Apple’s Lisa Jackson today announced that it is investing in a project to restore and protect mangroves across a 27,000-acre forest in Colombia. Fast Company reports that Jackson, who serves as Apple’s VP of environment, policy, and social initiatives, made the announcement at the Global Climate Action Summit today in San Francisco.
The project will see Apple work to protect and restore mangroves in a 27,000-acre forest along the coastline of Colombia.
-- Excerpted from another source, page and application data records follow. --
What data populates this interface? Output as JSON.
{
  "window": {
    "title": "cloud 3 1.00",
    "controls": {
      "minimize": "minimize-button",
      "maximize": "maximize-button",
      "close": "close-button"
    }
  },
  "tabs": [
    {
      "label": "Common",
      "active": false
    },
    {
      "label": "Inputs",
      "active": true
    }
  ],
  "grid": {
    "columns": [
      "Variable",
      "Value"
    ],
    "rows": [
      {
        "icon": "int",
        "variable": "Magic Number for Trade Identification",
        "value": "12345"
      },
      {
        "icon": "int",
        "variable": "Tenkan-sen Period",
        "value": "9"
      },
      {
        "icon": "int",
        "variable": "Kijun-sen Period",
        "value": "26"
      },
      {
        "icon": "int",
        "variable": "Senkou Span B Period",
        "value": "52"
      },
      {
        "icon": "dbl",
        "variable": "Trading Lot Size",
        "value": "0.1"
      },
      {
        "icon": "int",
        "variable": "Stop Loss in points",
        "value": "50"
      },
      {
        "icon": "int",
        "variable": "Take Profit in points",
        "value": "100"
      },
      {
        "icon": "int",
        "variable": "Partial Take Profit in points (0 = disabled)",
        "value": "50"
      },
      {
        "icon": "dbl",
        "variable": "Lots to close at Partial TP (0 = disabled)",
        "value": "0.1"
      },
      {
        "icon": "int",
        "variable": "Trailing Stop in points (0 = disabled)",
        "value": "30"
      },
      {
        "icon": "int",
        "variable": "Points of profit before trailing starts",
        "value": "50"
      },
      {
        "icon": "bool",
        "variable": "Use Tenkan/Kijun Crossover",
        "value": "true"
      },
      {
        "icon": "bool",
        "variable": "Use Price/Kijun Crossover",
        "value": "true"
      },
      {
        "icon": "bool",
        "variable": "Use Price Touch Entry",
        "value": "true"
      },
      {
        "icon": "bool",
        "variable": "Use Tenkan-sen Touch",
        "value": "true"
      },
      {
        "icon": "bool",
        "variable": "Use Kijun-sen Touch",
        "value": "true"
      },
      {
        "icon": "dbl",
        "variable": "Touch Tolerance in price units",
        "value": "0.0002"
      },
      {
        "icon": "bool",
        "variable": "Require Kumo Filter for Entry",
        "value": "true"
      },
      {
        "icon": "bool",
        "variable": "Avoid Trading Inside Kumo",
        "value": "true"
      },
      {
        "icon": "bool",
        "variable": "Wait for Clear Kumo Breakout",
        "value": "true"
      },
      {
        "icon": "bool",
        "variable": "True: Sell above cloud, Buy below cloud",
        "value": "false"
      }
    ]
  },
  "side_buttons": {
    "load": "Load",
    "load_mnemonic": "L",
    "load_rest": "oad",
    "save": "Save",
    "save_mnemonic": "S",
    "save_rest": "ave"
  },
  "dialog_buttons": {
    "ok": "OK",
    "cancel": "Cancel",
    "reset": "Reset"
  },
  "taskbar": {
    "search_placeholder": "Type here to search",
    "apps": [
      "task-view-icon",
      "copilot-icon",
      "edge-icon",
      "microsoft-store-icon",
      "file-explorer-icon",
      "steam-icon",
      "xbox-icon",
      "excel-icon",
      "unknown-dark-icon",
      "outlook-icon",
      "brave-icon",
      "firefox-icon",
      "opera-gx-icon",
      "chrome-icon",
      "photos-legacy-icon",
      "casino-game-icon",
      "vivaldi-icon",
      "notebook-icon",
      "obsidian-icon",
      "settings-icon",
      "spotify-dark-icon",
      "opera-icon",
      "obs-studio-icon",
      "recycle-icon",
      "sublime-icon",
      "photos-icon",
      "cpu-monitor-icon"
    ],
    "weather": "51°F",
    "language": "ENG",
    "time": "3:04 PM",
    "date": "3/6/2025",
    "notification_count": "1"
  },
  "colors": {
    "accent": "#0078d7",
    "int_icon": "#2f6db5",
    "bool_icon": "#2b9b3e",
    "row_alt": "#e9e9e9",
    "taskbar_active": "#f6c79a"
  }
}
Jackson says that mangroves can store up to ten times more carbon than a terrestrial forrest:
“These forests are critical because they’re one of nature’s most important tools in the battle against climate change–they can absorb and store up to ten times more carbon than a terrestrial forest,” Lisa Jackson, Apple’s vice president of environment, policy, and social initiatives told an audience at the Global Climate Action Summit in San Francisco today.
Further, Jackson touted Apple’s commitment to clean energy and said there is no conflict between a healthy planet and a healthy bottom line:
“I’m here today to tell you–unequivocally–that there is no conflict between a healthy planet and a healthy bottom line,” Jackson told the audience at the Global Climate Action Summit. “It’s a false choice, and it’s one we must reject.”
M. Sanjayan, CEO of Conservation International, which which Apple is partnering for this project, explained that ending the destruction of mangroves is one of the biggest things that can be done to combat climate change:
Mangrove trees “have the densest carbon storage of any habitat on Earth,” says M. Sanjayan, chief executive officer of the nonprofit Conservation International, which partnered with Apple on the project. “If you want to actually change the thermostat of the world in your lifetime, then ending the destruction of mangroves and restoring them is one of the biggest things you can do.”
Jackson took the stage at Apple’s September event yesterday to tout the company’s commitment to leaving the planet better than it was found. Apple also recently announced a $300 million China Clean Energy Fund.